Along the way Bríet also took care of her children’s education and in 1910 her eldest, Laufey Valdimarsdóttir was the first woman to graduate from Reykjavik High School with the highest grade possible! Both, Laufey and her younger brother Héðinn Valdimarsson became politicians themselves. But that came much later.

In 1920 Bríet’s quest was won: women received equal suffrage rights. Coincidentally it was also the 25th anniversary of her magazine, the Kvennablaðið. It had propagated all of the rights for women that had slowly been implemented since and although it had lost a lot of its following one its focus shifted to more political topics, the paper prevailed. Now that  the vote was granted, all women who had previously been indifferent to the suffragists’ work streamed to the polls, eager to make their voices heard. And Bríet saw her chance. After she had unsuccessfully tried to run for parliament in 1916, she tried again ten years later. Unfortunately she was not elected once again or she would have been the first woman in a country’s parliament, but as it is she was the first woman to run for a seat.

Then it became quiet around our brave suffragette. Her Women’s Association became less of a partisan group and instead focused to support women in their daily lives. The struggle was over and Bríet returned to her life as an editor.
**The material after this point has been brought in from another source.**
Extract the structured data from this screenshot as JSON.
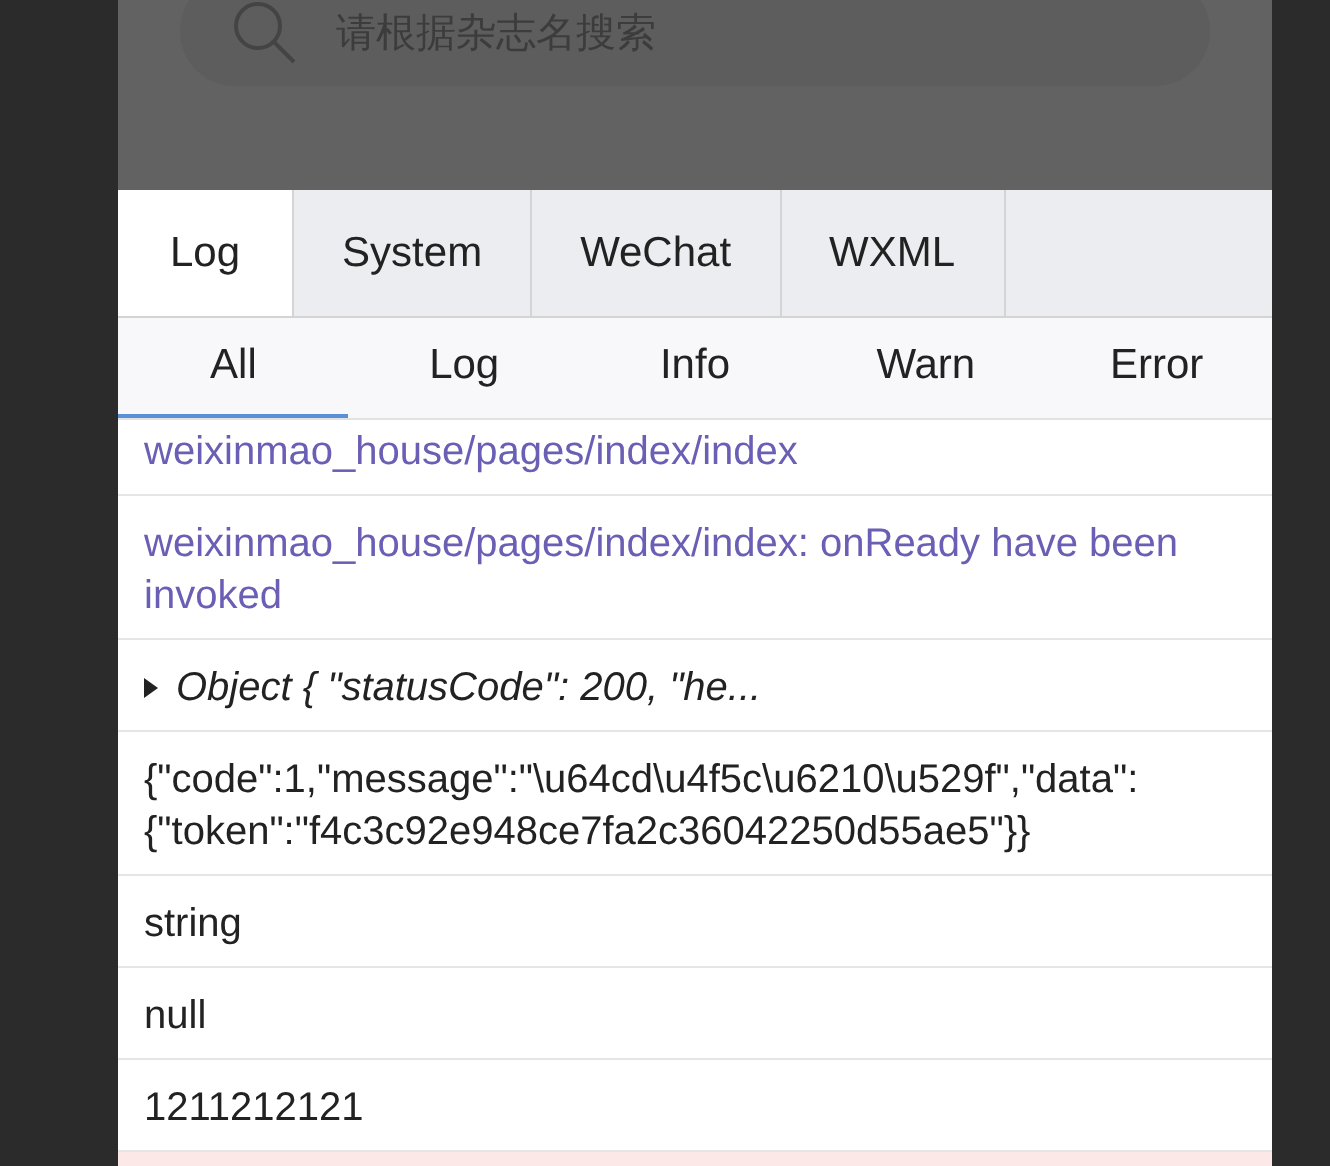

For over ten years she was able to enjoy the world she helped to create until she passed away in 1940. She lived to see the fruit of her labour and made the world a better place for her children and theirs – and she did it on her terms.

image credits:

1: “Bríet Bjarnhéðinsdóttir, Icelandic leader of women’s suffrage” by Magnús Ólafsson (ca. 1886 – 1890) – Link
2: Picture of the young Bríet Bjarnhéðinsdóttir, ca. 1880 – Link
3: Valdímar Ásmundsson, his wife Bríet Bjarnhéðinsdóttir and their children Laufey and Héðinn around 1900. – Link
4: undated photograph of Bríet Bjarnhéðinsdóttir, probably around 1880 – Link
5: image obtained from Óðinn, May 1908, page 12